Shortened and adapted forms of Sophocles’ Antigone and Aristophanes’ Peace, intended for children aged 11 to 12, were broadcast as part of a series titled Heritage early in 1969.
In 1972, as part of its Play of the Month series, the BBC tackled Sophocles’ King Oedipus in a production directed by Alan Bridges and starring Ian Holm as Oedipus and Sheila Allen as Jocasta. It was announced as ‘Sophocles in a modern setting and a prestigious production at that’ (The Times, 24 November 1972, p. 27). [I wrote about this production at length on 17 August 2011.]
Sophocles seems to have been a popular choice at the BBC in the 1970s. In 1974, Michael Lindsay-Hogg directed Electra in the translation by E. F. Watling [this is the subject of my 26 August 2011 blog post]; and in 1977 the BBC co-produced Oedipus the King with The Open University. This co-production, featuring half-masks and Patrick Stewart in the title role (pictured here), was one of a series of sixteen made to support The Open University course A307 Drama (other plays in the series include Shakespeare’s Macbeth, Congreve’s The Way of the World, Ibsen’s Peer Gynt, Beckett’s Waiting for Godot and Fugard’s Sizwe Bansi is Dead).
At the end of the decade, however, the BBC turned to Aeschylus with The Serpent Son, a production of the Oresteia trilogy broadcast on BBC2 in three instalments in 1979. The director was Bill Hays and the translation was that by Kenneth McLeish and Frederic Raphael. Clytemnestra was played by Diana Rigg (pictured here), Agamemnon by Denis Quilley and Cassandra by Helen Mirren. Billie Whitelaw led the chorus of women and Siân Phillips was the leader of the Furies.
The Oresteia was televised again four years later in 1983. This Channel 4 broadcast was a recording of the stage production of Tony Harrison’s translation of the play, produced for the National Theatre by Peter Hall in 1981 (pictured here) which, in 1982, had the accolade of being the first non-Greek production to be performed in front of an audience in the ancient Greek theatre at Epidaurus.

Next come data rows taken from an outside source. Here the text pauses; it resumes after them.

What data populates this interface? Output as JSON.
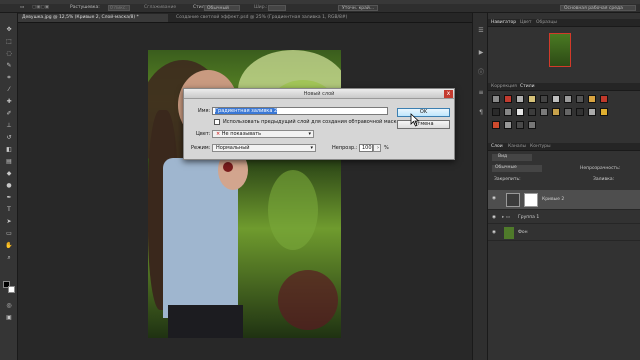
{
  "options_bar": {
    "feather_label": "Растушевка:",
    "feather_value": "0 пикс.",
    "antialias_label": "Сглаживание",
    "style_label": "Стиль:",
    "style_value": "Обычный",
    "width_label": "Шир.:",
    "refine_button": "Уточн. край...",
    "workspace_label": "Основная рабочая среда"
  },
  "tabs": [
    {
      "label": "Девушка.jpg @ 12,5% (Кривые 2, Слой-маска/8) *",
      "active": true
    },
    {
      "label": "Создание светлой эффект.psd @ 25% (Градиентная заливка 1, RGB/8#)",
      "active": false
    }
  ],
  "dialog": {
    "title": "Новый слой",
    "name_label": "Имя:",
    "name_value": "Градиентная заливка 2",
    "checkbox_label": "Использовать предыдущий слой для создания обтравочной маски",
    "color_label": "Цвет:",
    "color_value": "Не показывать",
    "mode_label": "Режим:",
    "mode_value": "Нормальный",
    "opacity_label": "Непрозр.:",
    "opacity_value": "100",
    "opacity_unit": "%",
    "ok_button": "OK",
    "cancel_button": "Отмена",
    "close_symbol": "x"
  },
  "right_panel": {
    "nav_tabs": [
      "Навигатор",
      "Цвет",
      "Образцы"
    ],
    "adj_tabs": [
      "Коррекция",
      "Стили"
    ],
    "layers_tabs": [
      "Слои",
      "Каналы",
      "Контуры"
    ],
    "kind_value": "Вид",
    "blend_value": "Обычные",
    "opacity_label": "Непрозрачность:",
    "lock_label": "Закрепить:",
    "fill_label": "Заливка:",
    "layers": [
      {
        "name": "Кривые 2",
        "active": true
      },
      {
        "name": "Группа 1",
        "active": false
      },
      {
        "name": "Фон",
        "active": false
      }
    ]
  }
}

In 1986 the BBC broadcast The Theban Plays, a trilogy of Sophocles’ Oedipus the King, Oedipus at Colonus and Antigone. Don Taylor both translated the plays and directed the productions which starred Claire Bloom as Jocasta, John Gielgud as Tiresias, Anthony Quayle as Oedipus, John Shrapnel as Creon and Juliet Stevenson as Antigone. (Oedipus the King is available on YouTube; the other two plays are also available, but the quality of the recordings is poor.) The series of three plays was considered by The Sunday Telegraph to have been ‘one of the most formidable television entertainments of the decade’ (The Sunday Telegraph, 21 September 1986, p. 16) and Taylor’s translation ‘aggressively contemporary’ (The Independent, 17 September 1986). The reviewer in The Independent goes on to make the thought-provoking point that ‘the conventions of a studio-bound BBC play are probably just as stifling as those of ancient Greek theatre’.

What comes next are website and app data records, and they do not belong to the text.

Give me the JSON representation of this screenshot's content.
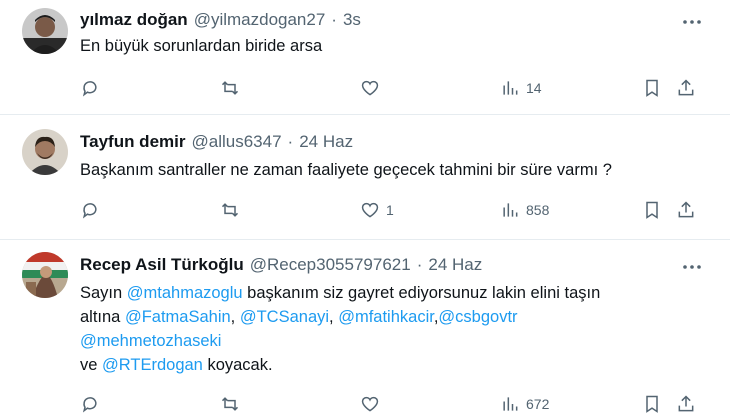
{
  "tweets": [
    {
      "name": "yılmaz doğan",
      "handle": "@yilmazdogan27",
      "sep": "·",
      "time": "3s",
      "text": "En büyük sorunlardan biride arsa",
      "likes": "",
      "views": "14"
    },
    {
      "name": "Tayfun demir",
      "handle": "@allus6347",
      "sep": "·",
      "time": "24 Haz",
      "text": "Başkanım santraller ne zaman faaliyete geçecek tahmini bir süre varmı ?",
      "likes": "1",
      "views": "858"
    },
    {
      "name": "Recep Asil Türkoğlu",
      "handle": "@Recep3055797621",
      "sep": "·",
      "time": "24 Haz",
      "text_parts": {
        "p1": "Sayın ",
        "m1": "@mtahmazoglu",
        "p2": " başkanım siz gayret ediyorsunuz lakin elini taşın",
        "p3": "altına ",
        "m2": "@FatmaSahin",
        "c1": ", ",
        "m3": "@TCSanayi",
        "c2": ", ",
        "m4": "@mfatihkacir",
        "c3": ",",
        "m5": "@csbgovtr",
        "m6": "@mehmetozhaseki",
        "p4": "ve ",
        "m7": "@RTErdogan",
        "p5": " koyacak."
      },
      "likes": "",
      "views": "672"
    }
  ],
  "icons": {
    "more": "more-horizontal-icon",
    "reply": "reply-icon",
    "retweet": "retweet-icon",
    "like": "heart-icon",
    "views": "views-chart-icon",
    "bookmark": "bookmark-icon",
    "share": "share-icon"
  },
  "colors": {
    "mention": "#1d9bf0",
    "secondary": "#536471",
    "divider": "#e6ecf0"
  }
}
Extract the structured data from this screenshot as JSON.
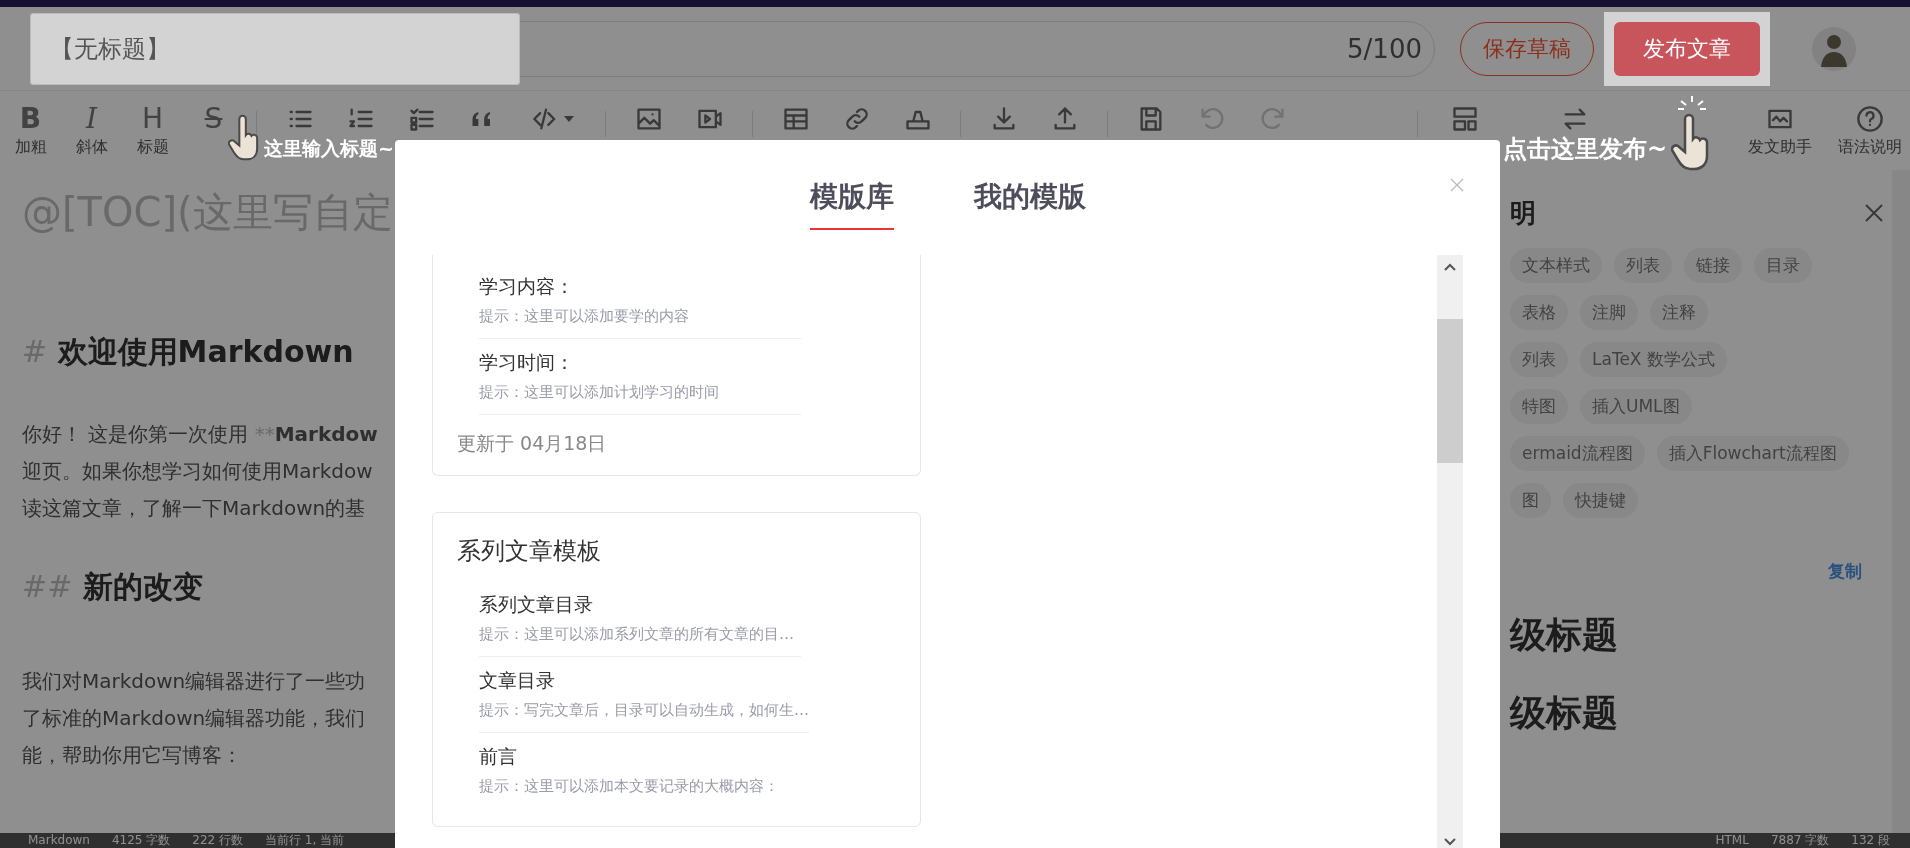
{
  "header": {
    "title_field": {
      "value": "【无标题】",
      "highlighted": true
    },
    "counter": "5/100",
    "buttons": [
      {
        "label": "保存草稿",
        "kind": "outline",
        "highlighted": false
      },
      {
        "label": "发布文章",
        "kind": "primary",
        "highlighted": true
      }
    ]
  },
  "toolbar": [
    {
      "kind": "bold",
      "glyph": "B",
      "label": "加粗"
    },
    {
      "kind": "italic",
      "glyph": "I",
      "label": "斜体"
    },
    {
      "kind": "heading",
      "glyph": "H",
      "label": "标题"
    },
    {
      "kind": "strike",
      "glyph": "S"
    },
    {
      "kind": "list",
      "sep_before": true
    },
    {
      "kind": "ordered-list"
    },
    {
      "kind": "task-list"
    },
    {
      "kind": "quote"
    },
    {
      "kind": "code"
    },
    {
      "kind": "image",
      "sep_before": true
    },
    {
      "kind": "video"
    },
    {
      "kind": "table",
      "sep_before": true
    },
    {
      "kind": "link"
    },
    {
      "kind": "stamp"
    },
    {
      "kind": "download",
      "sep_before": true
    },
    {
      "kind": "upload"
    },
    {
      "kind": "save",
      "sep_before": true
    },
    {
      "kind": "undo",
      "disabled": true
    },
    {
      "kind": "redo",
      "disabled": true
    },
    {
      "kind": "layout",
      "sep_before": true
    },
    {
      "kind": "swap"
    },
    {
      "kind": "blank"
    },
    {
      "kind": "chart",
      "label": "发文助手"
    },
    {
      "kind": "help",
      "label": "语法说明"
    }
  ],
  "coach_marks": [
    {
      "text": "这里输入标题~"
    },
    {
      "text": "点击这里发布~"
    }
  ],
  "editor": {
    "lines": [
      {
        "kind": "toc",
        "text": "@[TOC](这里写自定"
      },
      {
        "kind": "h1",
        "marker": "#",
        "text": "欢迎使用Markdown"
      },
      {
        "kind": "p",
        "text": "你好！ 这是你第一次使用 ",
        "marker": "**",
        "bold": "Markdow"
      },
      {
        "kind": "p",
        "text": "迎页。如果你想学习如何使用Markdow"
      },
      {
        "kind": "p",
        "text": "读这篇文章，了解一下Markdown的基"
      },
      {
        "kind": "h2",
        "marker": "##",
        "text": "新的改变"
      },
      {
        "kind": "p",
        "text": "我们对Markdown编辑器进行了一些功"
      },
      {
        "kind": "p",
        "text": "了标准的Markdown编辑器功能，我们"
      },
      {
        "kind": "p",
        "text": "能，帮助你用它写博客："
      }
    ]
  },
  "help_panel": {
    "title": "明",
    "chip_rows": [
      [
        "文本样式",
        "列表",
        "链接",
        "目录"
      ],
      [
        "表格",
        "注脚",
        "注释"
      ],
      [
        "列表",
        "LaTeX 数学公式"
      ],
      [
        "特图",
        "插入UML图"
      ],
      [
        "ermaid流程图",
        "插入Flowchart流程图"
      ],
      [
        "图",
        "快捷键"
      ]
    ],
    "copy_link": "复制",
    "headings": [
      "级标题",
      "级标题"
    ]
  },
  "status_bar": {
    "left": [
      "Markdown",
      "4125 字数",
      "222 行数",
      "当前行 1, 当前"
    ],
    "right": [
      "HTML",
      "7887 字数",
      "132 段"
    ]
  },
  "modal": {
    "tabs": [
      {
        "label": "模版库",
        "selected": true
      },
      {
        "label": "我的模版",
        "selected": false
      }
    ],
    "cards": [
      {
        "items": [
          {
            "name": "学习内容：",
            "hint": "提示：这里可以添加要学的内容"
          },
          {
            "name": "学习时间：",
            "hint": "提示：这里可以添加计划学习的时间"
          }
        ],
        "updated": "更新于 04月18日"
      },
      {
        "title": "系列文章模板",
        "items": [
          {
            "name": "系列文章目录",
            "hint": "提示：这里可以添加系列文章的所有文章的目…"
          },
          {
            "name": "文章目录",
            "hint": "提示：写完文章后，目录可以自动生成，如何生…"
          },
          {
            "name": "前言",
            "hint": "提示：这里可以添加本文要记录的大概内容："
          }
        ]
      }
    ]
  }
}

The preliminary survey ends with a brief reference to another Don Taylor translation and production for the BBC: Euripides’ Iphigenia at Aulis which starred Roy Marsden as Agamemnon and Fiona Shaw as Clytemnestra.

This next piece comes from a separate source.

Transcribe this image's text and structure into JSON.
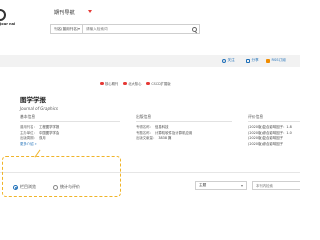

A lot of work lies ahead in order to flesh out the bones of this preliminary survey for the ‘Greeks on screen’ case study and I look forward to discussing that research process in future blog posts. I will be starting at the (well documented) beginning, with the 1958 BBC production of Women of Troy, so look out for a post on that soon! [As noted above, this piece was posted on 22 June 2011.]